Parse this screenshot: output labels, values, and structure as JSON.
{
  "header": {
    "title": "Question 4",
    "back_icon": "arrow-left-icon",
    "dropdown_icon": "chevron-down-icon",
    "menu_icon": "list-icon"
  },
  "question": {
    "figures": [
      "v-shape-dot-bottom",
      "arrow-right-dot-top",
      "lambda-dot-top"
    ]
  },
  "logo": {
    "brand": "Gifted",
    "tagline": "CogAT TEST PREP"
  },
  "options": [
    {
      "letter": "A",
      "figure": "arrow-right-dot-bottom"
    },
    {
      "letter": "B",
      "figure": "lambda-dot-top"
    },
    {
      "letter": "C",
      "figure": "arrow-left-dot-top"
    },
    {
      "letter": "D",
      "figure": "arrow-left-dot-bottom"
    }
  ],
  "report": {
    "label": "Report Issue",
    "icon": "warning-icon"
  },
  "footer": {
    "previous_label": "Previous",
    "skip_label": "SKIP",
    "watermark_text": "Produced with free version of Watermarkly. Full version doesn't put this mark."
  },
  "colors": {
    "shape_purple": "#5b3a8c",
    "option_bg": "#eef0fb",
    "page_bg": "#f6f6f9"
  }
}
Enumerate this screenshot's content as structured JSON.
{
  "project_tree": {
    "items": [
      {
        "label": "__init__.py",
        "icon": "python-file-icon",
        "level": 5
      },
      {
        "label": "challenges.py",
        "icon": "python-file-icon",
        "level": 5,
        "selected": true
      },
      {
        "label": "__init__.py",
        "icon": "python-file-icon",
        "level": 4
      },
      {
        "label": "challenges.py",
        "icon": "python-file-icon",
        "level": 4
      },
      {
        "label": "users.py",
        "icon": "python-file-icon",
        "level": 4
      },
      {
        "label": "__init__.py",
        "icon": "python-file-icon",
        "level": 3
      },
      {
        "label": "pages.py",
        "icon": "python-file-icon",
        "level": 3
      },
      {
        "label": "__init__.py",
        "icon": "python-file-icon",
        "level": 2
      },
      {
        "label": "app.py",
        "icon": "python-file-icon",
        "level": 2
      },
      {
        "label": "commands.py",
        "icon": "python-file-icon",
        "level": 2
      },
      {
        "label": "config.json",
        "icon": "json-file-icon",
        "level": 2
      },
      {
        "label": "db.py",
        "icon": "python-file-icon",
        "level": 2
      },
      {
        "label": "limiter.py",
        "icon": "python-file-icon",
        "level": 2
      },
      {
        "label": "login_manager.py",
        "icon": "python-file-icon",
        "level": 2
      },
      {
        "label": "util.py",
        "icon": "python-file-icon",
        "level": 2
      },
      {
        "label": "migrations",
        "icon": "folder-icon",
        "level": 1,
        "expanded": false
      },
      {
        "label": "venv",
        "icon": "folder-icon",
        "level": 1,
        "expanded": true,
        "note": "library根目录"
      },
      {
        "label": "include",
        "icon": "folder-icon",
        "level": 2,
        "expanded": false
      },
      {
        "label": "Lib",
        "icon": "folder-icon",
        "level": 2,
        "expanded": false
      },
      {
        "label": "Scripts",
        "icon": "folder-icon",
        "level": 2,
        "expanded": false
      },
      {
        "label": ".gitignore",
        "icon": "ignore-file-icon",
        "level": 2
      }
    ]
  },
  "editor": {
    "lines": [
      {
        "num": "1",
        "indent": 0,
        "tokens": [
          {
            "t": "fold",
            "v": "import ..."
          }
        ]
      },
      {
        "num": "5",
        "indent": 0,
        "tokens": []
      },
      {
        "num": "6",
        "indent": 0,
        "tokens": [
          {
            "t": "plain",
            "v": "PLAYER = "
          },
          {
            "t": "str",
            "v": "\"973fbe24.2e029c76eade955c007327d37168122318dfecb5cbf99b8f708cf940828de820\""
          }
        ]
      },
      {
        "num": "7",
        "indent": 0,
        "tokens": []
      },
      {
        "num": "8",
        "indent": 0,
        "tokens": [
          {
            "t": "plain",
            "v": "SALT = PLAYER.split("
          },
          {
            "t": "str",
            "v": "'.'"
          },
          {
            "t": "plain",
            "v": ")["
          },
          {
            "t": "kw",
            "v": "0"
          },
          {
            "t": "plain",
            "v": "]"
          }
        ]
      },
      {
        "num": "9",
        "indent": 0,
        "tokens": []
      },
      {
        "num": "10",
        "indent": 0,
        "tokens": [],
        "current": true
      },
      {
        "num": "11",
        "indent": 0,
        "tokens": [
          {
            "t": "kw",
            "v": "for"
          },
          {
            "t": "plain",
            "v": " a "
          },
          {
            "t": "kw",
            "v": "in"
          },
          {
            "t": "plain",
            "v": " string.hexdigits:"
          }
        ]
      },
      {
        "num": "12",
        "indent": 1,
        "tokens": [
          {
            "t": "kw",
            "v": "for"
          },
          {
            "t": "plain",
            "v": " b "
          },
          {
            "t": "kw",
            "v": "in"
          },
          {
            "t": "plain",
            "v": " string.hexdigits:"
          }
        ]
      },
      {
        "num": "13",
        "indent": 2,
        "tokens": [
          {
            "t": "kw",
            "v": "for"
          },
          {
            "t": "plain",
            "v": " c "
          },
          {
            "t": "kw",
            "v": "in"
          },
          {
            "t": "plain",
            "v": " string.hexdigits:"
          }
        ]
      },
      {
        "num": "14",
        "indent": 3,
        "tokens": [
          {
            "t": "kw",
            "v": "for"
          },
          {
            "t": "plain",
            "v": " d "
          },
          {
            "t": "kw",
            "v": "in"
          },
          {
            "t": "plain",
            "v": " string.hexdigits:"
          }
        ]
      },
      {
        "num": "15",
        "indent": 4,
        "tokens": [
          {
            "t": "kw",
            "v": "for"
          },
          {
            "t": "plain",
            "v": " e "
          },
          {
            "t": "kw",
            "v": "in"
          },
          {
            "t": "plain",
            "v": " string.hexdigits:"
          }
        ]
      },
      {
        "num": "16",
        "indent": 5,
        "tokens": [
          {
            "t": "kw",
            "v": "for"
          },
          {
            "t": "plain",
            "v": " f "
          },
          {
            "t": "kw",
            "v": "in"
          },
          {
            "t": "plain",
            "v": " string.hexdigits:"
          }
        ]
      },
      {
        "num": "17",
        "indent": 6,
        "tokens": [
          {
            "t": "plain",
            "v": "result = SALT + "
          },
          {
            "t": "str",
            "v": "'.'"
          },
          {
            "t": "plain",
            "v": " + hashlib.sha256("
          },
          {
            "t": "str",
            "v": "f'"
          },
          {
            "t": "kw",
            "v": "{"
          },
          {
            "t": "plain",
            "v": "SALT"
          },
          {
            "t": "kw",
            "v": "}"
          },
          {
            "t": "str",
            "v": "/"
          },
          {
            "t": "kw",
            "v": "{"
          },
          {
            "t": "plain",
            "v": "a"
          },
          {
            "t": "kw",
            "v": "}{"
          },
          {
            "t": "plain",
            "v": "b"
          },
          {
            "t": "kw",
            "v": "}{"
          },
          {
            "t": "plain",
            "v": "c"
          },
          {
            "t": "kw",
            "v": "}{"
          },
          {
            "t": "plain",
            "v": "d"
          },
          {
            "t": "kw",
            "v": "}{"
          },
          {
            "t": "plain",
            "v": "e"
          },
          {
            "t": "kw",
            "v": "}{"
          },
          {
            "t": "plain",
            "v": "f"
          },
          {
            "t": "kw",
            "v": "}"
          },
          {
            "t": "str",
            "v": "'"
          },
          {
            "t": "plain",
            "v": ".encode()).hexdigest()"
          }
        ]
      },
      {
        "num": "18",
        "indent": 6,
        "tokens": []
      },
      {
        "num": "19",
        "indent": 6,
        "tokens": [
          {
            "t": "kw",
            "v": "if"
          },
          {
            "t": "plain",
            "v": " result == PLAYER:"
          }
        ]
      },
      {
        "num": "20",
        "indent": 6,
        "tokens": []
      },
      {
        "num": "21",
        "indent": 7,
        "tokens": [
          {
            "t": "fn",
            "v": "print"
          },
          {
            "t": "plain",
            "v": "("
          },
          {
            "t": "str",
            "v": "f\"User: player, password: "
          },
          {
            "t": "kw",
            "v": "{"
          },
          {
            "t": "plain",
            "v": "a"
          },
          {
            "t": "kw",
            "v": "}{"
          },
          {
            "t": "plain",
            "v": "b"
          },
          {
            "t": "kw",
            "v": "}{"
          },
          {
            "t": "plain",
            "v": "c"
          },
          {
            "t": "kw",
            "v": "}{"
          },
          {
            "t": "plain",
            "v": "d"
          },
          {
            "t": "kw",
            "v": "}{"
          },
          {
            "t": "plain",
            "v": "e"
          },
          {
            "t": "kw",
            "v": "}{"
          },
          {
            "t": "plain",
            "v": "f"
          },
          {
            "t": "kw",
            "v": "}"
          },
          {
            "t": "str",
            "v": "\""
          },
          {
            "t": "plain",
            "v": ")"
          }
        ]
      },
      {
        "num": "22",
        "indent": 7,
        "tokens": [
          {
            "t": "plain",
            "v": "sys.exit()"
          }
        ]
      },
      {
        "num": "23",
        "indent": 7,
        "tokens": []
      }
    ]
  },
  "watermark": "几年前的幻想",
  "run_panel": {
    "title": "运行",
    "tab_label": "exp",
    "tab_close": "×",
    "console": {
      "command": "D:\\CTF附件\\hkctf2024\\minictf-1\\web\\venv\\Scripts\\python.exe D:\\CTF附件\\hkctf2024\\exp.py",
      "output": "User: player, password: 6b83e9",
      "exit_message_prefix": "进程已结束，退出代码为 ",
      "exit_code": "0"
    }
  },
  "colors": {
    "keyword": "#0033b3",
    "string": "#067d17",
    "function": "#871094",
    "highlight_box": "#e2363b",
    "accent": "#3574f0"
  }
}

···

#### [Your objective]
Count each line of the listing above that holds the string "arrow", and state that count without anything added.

#### [Solution]
5